	if hasJimPopped==0 then
		if charge>1000 then
            // do something fun here
			hasJimPopped = 1

In my case, I have this hooked up to a tell notifying a tile to swap sprites.
Now, beyond this its fun to have a visual response to the cranking. So, I updated the above script to also notify a crank tile whenever a rotation occurs. The crank tile has an animation with the speed set to 0 fps, and its frames are updated according to the current crank rotation. The code to notify the crank is

	// if we've rotated at all then notify the crank it needs to update
	if event.aa!=prev_aa then
		tell 13,6 to // this position is whatever tile you want to notify
			call "crankChange"

And inside this crank tile:

on crankChange do
	// these first to set the rotation to the top
	if event.aa>315 then
		frame 0
	if event.aa>0 then
		if event.aa<=45 then
			frame 0
	// set the rotation to the rotated forward
	if event.aa>45 then
		if event.aa<=135 then
			frame 1
	// set the rotation to down
	if event.aa>135 then
		if event.aa<=225 then
			frame 2
	// set the rotation to rotated back
	if event.aa>225 then
		if event.aa<=315 then
			frame 3
	// update previous rotation
	prev_aa = event.aa

Together, the full effect looks like this!

The full project can be tested out by importing the json project from here.
Let me know if you have any questions!


Okay, I created a separate Wind-Up City game just for speed, because multiple rooms were getting crufty.

WuC Speed Start

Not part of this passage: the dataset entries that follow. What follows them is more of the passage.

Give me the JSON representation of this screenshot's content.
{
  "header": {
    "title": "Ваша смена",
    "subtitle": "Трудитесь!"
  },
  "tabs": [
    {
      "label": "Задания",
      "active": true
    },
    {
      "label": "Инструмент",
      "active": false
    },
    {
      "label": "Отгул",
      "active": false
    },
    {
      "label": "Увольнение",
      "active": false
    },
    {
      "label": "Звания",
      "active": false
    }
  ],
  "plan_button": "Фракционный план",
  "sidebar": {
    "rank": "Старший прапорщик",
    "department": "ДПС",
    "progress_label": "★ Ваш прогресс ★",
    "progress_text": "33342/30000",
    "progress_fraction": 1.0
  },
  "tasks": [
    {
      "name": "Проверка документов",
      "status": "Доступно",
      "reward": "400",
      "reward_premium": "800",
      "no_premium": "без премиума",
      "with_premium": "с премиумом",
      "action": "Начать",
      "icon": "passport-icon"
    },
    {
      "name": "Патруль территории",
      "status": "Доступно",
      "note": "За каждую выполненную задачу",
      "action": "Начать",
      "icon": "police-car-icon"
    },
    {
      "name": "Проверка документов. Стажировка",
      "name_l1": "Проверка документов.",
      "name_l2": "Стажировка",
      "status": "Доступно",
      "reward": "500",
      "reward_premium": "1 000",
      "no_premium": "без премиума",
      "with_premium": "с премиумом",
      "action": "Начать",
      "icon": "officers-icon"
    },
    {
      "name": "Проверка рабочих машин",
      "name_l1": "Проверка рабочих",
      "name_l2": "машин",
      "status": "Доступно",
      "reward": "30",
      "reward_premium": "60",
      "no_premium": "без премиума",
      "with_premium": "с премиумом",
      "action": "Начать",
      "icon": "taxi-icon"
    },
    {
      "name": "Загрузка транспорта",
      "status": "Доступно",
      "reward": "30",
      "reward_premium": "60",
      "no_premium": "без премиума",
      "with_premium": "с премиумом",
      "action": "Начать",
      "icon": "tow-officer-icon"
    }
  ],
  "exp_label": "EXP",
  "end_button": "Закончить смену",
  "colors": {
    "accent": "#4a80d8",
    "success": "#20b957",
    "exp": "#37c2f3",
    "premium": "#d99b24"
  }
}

@orkn @sgeos Thanks for your input on Speed. Can you help me get from where I am to a working model where turbine speed is set by crank speed. Reminder: this is all in PulpScript. If you don't use it, then helping me reason through the logic would still be helpful. Am I rounding .ra? Am I developing a function to count total rotations?

@orkn I think your Pulpscript examples are within reach of being able to be applied, but I don't know what scenario (eg events and functions) can be used to trigger the rpm value being applied to the variable. I'm also unsure how to have an event listening all the time (instead of allowing the user to press A or B to apply the speed to the turbines).

Here's how I thought it could work in my head. But this is very general.

"This room will set turbine rotation speed based on crank input: The crank speed, averaged over a few seconds, sets a speed—limited to a max speed—for the animation rotation. The player can keep cranking at whatever speed and the blades will correlate. With no input, the blades then slow down. Docking will cause a full stop. Animation is achieved by swapping the animated tiles to "...spd0-spd10" (so 11 increments of speed). There are a few buttons to synthesize the speed rotation, stopping, or neutral.

If you recommend better methods and practices that will be more useful for newbs, go ahead and make whatever changes you think necessary. Comments much appreciated!

WuC Speed.json.zip (7.1 KB)

(I'll probably have some improvements to this if you need time to think about it. I can probably develop the neutral function, and have turbineSpd actually set the fps of the turbine animation tiles. (by tile swapping unless there's an actual way to set fps)